■ **TASK**: Pull every line holding the string "valeur" from the records below.

■ **INFORMATION SUPPLIED**:
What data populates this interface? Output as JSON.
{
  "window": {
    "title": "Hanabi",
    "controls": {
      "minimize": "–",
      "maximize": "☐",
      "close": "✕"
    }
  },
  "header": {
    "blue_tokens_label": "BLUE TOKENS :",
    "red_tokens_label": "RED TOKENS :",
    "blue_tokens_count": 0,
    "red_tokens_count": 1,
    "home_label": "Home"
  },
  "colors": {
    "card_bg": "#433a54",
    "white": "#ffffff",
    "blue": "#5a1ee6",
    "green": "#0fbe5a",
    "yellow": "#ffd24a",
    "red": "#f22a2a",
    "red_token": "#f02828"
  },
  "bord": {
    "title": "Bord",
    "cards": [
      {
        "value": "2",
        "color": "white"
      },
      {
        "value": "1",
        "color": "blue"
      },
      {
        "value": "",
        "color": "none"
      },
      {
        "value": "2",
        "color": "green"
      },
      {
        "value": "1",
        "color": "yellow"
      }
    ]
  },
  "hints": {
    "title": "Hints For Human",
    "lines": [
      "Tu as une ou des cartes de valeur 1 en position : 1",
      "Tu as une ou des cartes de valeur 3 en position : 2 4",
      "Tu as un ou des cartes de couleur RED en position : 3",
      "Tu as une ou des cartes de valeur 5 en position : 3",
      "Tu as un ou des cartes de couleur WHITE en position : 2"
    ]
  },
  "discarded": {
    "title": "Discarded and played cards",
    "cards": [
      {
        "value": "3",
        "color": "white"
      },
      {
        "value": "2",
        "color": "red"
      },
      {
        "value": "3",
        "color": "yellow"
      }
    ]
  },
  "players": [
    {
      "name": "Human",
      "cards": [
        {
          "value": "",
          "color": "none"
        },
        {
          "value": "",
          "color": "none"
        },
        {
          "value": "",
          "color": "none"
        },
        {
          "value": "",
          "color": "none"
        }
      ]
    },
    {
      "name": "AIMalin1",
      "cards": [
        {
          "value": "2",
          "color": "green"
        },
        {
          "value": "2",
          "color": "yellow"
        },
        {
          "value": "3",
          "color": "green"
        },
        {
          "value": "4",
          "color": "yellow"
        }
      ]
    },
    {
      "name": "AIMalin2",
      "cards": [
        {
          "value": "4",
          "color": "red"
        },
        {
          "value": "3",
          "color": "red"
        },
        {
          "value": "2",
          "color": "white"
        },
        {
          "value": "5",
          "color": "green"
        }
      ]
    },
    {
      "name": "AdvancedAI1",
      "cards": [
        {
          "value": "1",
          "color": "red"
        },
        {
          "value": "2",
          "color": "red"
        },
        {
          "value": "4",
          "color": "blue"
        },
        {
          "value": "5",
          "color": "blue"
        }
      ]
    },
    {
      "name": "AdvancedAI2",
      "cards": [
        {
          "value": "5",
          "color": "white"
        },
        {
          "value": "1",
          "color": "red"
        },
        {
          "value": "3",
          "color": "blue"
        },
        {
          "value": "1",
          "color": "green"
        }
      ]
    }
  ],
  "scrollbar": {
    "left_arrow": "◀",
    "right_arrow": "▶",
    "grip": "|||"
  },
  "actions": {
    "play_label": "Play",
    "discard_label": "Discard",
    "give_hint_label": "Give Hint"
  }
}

■ **TASK RESPONSE**:
      "Tu as une ou des cartes de valeur 1 en position : 1",
      "Tu as une ou des cartes de valeur 3 en position : 2 4",
      "Tu as une ou des cartes de valeur 5 en position : 3",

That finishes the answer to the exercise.